Congress Presses Uber And Lyft On Driver Background Checks

Ride-sharing companies are not strangers to Congressional inquiries. This week a group of Congressional Democrats hit the CEOs of Uber, Sidecar and Lyft with another letter, this time demanding the companies conduct more comprehensive background checks on their drivers to better protect customers from sexual assaults.

Although these companies conduct internal screenings, the cohort of lawmakers do not believe they go far enough. The representatives called on the companies to adopt fingerprint-based background checks for drivers, both new and existing. The representatives believe a change to the policy is needed following the alleged string of sexual assaults by ride-share drivers in San Francisco, Chicago, Boston, Los Angeles and Washington, D.C.

Representatives from Uber, Lyft and Sidecar all countered that their companies’ screening processes were actually more safe than those of existing transportation options.

“Safety improvements are one of the main reasons that consumers are choosing Lyft. In addition to using independent experts to screen potential drivers, Lyft also provides consumers with in-app photos of drivers and vehicles, real-time ride tracking, digital receipts, two-way rating systems, and an around-the-clock Trust and Safety team,” Lyft wrote in a statement. “The benefits for passengers are clear.”

The Internet Association, a lobbying group that represents these companies in Washington, also expressed the same sentiment.

“Safety is a top priority for ride-sharing platforms and is built into the service,” said Noah Theran, the association’s spokesman. “Ride-sharing platforms conduct extensive background checks and also feature end-to-end GPS tracking of rides along with a two-way ratings system that provides safety and accountability to both riders and drivers.”

CALinnovates, a group that has been an active participant in the ride-sharing discussion, said that the number of signees of the letter (8) “proves how little support this letter received from Congress and fails to account for the innovations in transparency and accountability brought forth by the app-driven economy.” CALinnovates’ Mike Montgomery says in a statement that the letter is a “political favor for an entrenched industry” and that the “fingerprint issue isn’t a silver bullet, it’s a red herring.”

It’s fair to say that the ride-share systems enable riders to give feedback in real time in a way that wasn’t possible when they were riding in cabs. But the issue at stake is about preventing a driver with a criminal record from ever picking a rider up, not allowing a rider to give negative feedback once he or she has had a bad experience.

Uber also said its system brought “unprecedented accountability and transparency” to the industry. Both Uber and Sidecar cited multilayered background searches they believe are more extensive than criminal background checks with a fingerprint.

But even with these extensive background checks, the suggestion made by members of Congress would prevent potential drivers from using false identities or aliases in these screenings. A biometric identifier is stronger than searching a name.

Uber itself was recently caught in hail storm of controversy after one of its executives floated the idea of doing opposition research into journalists that were critical of its operations.

Following the incident, members of Congress have sent inquiries to ride-share companies regarding customer data, particularly related to tools that allow Uber employees to view passengers’ ride routes.

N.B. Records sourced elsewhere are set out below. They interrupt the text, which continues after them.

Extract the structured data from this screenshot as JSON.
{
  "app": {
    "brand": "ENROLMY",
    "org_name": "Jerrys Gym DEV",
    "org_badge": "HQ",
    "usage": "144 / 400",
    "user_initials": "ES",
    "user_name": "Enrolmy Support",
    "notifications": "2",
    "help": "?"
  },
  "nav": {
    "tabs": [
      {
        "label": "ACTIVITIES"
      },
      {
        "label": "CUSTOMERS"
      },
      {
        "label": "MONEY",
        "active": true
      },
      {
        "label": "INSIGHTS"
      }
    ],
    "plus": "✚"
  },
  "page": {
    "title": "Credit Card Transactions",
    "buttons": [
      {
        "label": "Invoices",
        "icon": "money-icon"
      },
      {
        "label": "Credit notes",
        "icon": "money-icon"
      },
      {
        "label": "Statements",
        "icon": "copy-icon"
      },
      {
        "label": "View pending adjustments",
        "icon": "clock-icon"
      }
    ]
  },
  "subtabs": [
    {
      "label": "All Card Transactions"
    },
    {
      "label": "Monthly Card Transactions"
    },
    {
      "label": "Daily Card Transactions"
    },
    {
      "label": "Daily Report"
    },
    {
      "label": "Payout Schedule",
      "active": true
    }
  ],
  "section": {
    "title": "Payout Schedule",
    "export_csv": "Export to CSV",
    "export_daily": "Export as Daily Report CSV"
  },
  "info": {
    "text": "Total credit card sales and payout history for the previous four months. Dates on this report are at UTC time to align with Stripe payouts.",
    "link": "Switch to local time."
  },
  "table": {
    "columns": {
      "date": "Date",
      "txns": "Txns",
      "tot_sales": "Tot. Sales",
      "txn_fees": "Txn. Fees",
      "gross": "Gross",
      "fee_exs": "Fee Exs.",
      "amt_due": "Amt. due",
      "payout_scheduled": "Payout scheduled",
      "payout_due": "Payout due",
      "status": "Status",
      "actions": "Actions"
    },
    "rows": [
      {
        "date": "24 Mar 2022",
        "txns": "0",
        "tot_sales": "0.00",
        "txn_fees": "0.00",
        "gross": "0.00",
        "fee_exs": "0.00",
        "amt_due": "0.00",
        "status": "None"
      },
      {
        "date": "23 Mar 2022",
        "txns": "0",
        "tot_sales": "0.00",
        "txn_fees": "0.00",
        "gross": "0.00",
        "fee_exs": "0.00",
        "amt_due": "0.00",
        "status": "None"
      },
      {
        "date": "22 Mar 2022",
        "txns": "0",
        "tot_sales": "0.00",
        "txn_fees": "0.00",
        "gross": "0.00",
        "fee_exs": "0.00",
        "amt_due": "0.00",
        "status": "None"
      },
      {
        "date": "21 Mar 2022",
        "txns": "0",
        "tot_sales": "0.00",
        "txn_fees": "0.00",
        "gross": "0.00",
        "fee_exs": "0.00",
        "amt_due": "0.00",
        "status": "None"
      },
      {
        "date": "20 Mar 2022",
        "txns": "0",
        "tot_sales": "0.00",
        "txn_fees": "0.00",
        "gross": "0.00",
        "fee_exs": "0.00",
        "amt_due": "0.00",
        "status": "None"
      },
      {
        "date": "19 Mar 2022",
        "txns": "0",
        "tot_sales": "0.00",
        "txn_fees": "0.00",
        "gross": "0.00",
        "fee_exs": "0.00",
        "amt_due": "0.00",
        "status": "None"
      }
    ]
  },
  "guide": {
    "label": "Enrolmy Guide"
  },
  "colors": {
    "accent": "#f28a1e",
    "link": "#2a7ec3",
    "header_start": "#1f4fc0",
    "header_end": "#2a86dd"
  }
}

This is also not the first time Uber has come under fire for failing to adequately screen drivers. The company introduced new screening processes in India following the rape of a woman by a driver who had previously been convicted of sexual assault. The company also introduced a panic button for riders in the country.

But in the United States, progress has been slower.

In related news, a state bill in California has been proposed that would increase the depth of background checks that ride-sharing drivers undergo. The proposed legislation, Assembly Bill 24, would require ride-share drivers to take part in what an official summary called a “DOJ finger print background check [sic].”

The California proposal underscores the point that, while Uber, Lyft and Sidecar have done a quick job at muscling their way into markets that have strong incumbent taxi lobbies, there remains a number of questions regarding their collective business model. Certainly, no service that puts its end users at risk can maintain the situation without change.

Uber and Lyft and Sidecar would certainly like to control the eventual settling of the situation in-house, but given government interest at every level, they may not get the chance.

The missive from the Congressional leaders is just a letter. It gives Uber, Sidecar and Lyft the opportunity to get ahead of this before they fall into yet another public relations crisis for not ensuring the safety of their riders.

Also such a shift seems to be in their best interests commercially. For riders, especially female riders like me (Cat Zakrzewski), the practice could add an extra sense of security when using these apps. Usually, taking an Uber or Lyft at night seems like the responsible and safe way to get home, but most of my friends and I can think of times when drivers have said things that have made us uncomfortable. Uber drivers have catcalled me as I exited their cars, and one who showed me an article in the newspaper about an Uber sexual assault in my city and told me to be careful. Knowing that extra precautions have been taken in hiring these drivers would make me feel much better about taking one of these services home.

If they don’t act, it’s possible that we could soon see these CEOs in front of a Congressional committee.